August 29, 2008
I was heartbroken to hear of Del Martin’s passing, but it’s a comfort to know that she lived a good, long life filled with great work, she got to spend over fifty years with her beloved partner, and she lived to see the day when she and her partner could be legally wed. My heart goes out to her wife, Phyllis Lyon, and other loved ones that have survived Martin.
So, John McCain has picked his running mate: Governor Sarah Palin of Alaska. Victor Maldonado, formerly of SLDN, posted at Pam’s House Blend a handy link to an Anchorage Daily News article from 2006 that details the positions of the various gubernatorial candidates on three key issues. In short, Palin “doesn’t support legalizing marijuana, worrying about the message it would send to her four kids. But when it comes to cracking down on drugs, she says methamphetamines are the greater threat and should have a higher priority;” “is pro-contraception and said she’s a member of a pro-woman but anti-abortion group called Feminists for Life,” but also believes she is “as ‘pro-life as any candidate can be’ and has ‘adamantly supported our cause since I first understood, as a child, the atrocity of abortion;'” and “supported the 1998 constitutional amendment” to ban same-sex marriage.
It’s on that last point that she provides a quotation that I just can’t wrap my brain around:
Elected officials can’t defy the court when it comes to how rights are applied, she said, but she would support a ballot question that would deny benefits to homosexual couples.
“I believe that honoring the family structure is that important,” Palin said.
How the hell does denying benefits to homosexual couples honor the family structure? And does that come off as punitive to anyone besides me? I mean, how dare those homosexuals try to create their own families and ask to share health insurance and visit one another in the hospital in times of crisis! Just a few lines prior to the above passage, the author of the article states that “Palin said she’s not out to judge anyone and has good friends who are gay,” and yet for all intents and purposes she wants to punish people who decide not to spend their lives in the closet by saying that not only should the not be allowed to legally wed the person they love, but they shouldn’t even be allowed to enjoy the benefits (literally and figuratively) of being in a committed relationship.

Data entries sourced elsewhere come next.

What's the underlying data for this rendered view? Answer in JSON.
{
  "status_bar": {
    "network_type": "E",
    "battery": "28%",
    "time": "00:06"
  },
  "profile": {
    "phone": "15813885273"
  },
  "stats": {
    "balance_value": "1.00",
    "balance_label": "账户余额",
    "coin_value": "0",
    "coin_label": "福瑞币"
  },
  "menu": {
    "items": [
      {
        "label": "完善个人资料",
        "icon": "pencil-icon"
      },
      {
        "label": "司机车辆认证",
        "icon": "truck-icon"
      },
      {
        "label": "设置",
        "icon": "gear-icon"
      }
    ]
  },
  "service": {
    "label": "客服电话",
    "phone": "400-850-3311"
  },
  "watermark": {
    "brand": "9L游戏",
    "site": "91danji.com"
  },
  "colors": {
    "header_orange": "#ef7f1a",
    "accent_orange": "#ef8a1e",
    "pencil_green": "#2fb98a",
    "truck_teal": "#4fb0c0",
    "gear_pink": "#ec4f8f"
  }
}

All in the name of “honoring the family structure.”
I just plain don’t get it, and I doubt I ever will — and you know, come to that, I don’t think I even want to get it.
August 21, 2008
(Title is a variation on the classic IOKIYAR: it’s okay if you’re a Republican.)
Via Pam’s House Blend I came across this MSNBC article that discusses some of the fallout from the homophobic actions of David Davis, erstwhile Principal of Ponce de Leon High School, and the ensuing ACLU lawsuit. In the article I found an interesting contrast. First, the incident that got the ball rolling:
When a high school senior told her principal that students were taunting her for being a lesbian, he told her homosexuality is wrong, outed her to her parents and ordered her to stay away from children.
Because all gay people have designs on children. Um, not. (Where does this idea that gay=pedophile even come from? Isn’t it safe to assume that the average straight person doesn’t lust after children of the opposite sex? Why, then, do so many people assume that the average gay person lusts after children of the same sex? Or, I guess, children in general. I know, I know, it’s bigotry, it’s illogical by its very nature — but that doesn’t mean it doesn’t piss me the fuck off.)
After that initial incident, other students spoke and acted out in support of the original student, and Davis took it upon himself to crack down on them, because, you know, “a student with a rainbow flag on his or her notebook may be an indication that the particular student is in a ‘secret/illegal organization.'” Or something. In his ruling, U.S. District Judge Richard Smoak stated that Davis “went so far as to lift the shirts of female students to insure the letters ‘GP’ or the words ‘Gay Pride’ were not written on their bodies.”
Hold up, now. These are high school students, so the majority of them are minors, right? Children, technically? And those who are 18 or over, did they consent to having their shirts lifted? As a general rule, a teacher or administrator lifting a student’s shirt is a pretty big no-no, isn’t it?
But he was on a quest, so that makes it okay, apparently. Under other circumstances, Davis would have had the book thrown at him, but in this case, “Davis was demoted, and school employees must now go through sensitivity training.”
So, in short, if you’re gay, you should stay away from children, but if you’re straight, you can go around lifting up girls’ shirts and get away with just a demotion. FanTAStic.
August 19, 2008
This is what women want. I’ve only had time to briefly browse the site, but so far, so good.
August 8, 2008
A thought for the day, prompted by PoMo Golightly:
None of us are free until ALL of us are free.
(This message not brought to you by Atos Origin, Coca-Cola, General Electric, Johnson & Johnson, Kodak, Lenovo, McDonald’s, Omega, Panasonic, Samsung, or Visa.)
August 4, 2008
Backlash: The Undeclared War Against American Women
by Susan Faludi
This is a powerful and worthwhile read. It gives a name to so many of the issues I’ve felt but not necessarily been intellectually aware of. Backlash provides a necessary history lesson, and most of the people, events, and situations discussed in the book have parallels in the United States today. My main concern with this book is the fact that it centers on middle class, white, straight women, particularly in the sections on entertainment and pop culture — for example, in the Epilogue Faludi states that men need women just as much as women need men, and the statement is part of a generally well-made point about men’s reactions to women’s struggles for equal rights, but it dismisses the Queer experience entirely, which I found troubling. That said, I would nevertheless recommend this book to anyone and everyone. Read the rest of this entry »
August 1, 2008
Via Pet Connection I came across this L.A. Times database that lists how much of each dollar donated to certain charities (many of those that appear are Los Angeles or Southern California oriented, but many others are national) actually goes toward that charity (as opposed to, say, toward more fundraising). You can sort by charity type, search by name, or look at the “efficiency matrix,” where you can examine, for example, which charities fall into the unfortunate category of High Revenue/Low Return (PETA is on that list? I’m shocked! Shocked, I tell you!) Well worth checking out if you intend to send money to a big-name charity in the near future.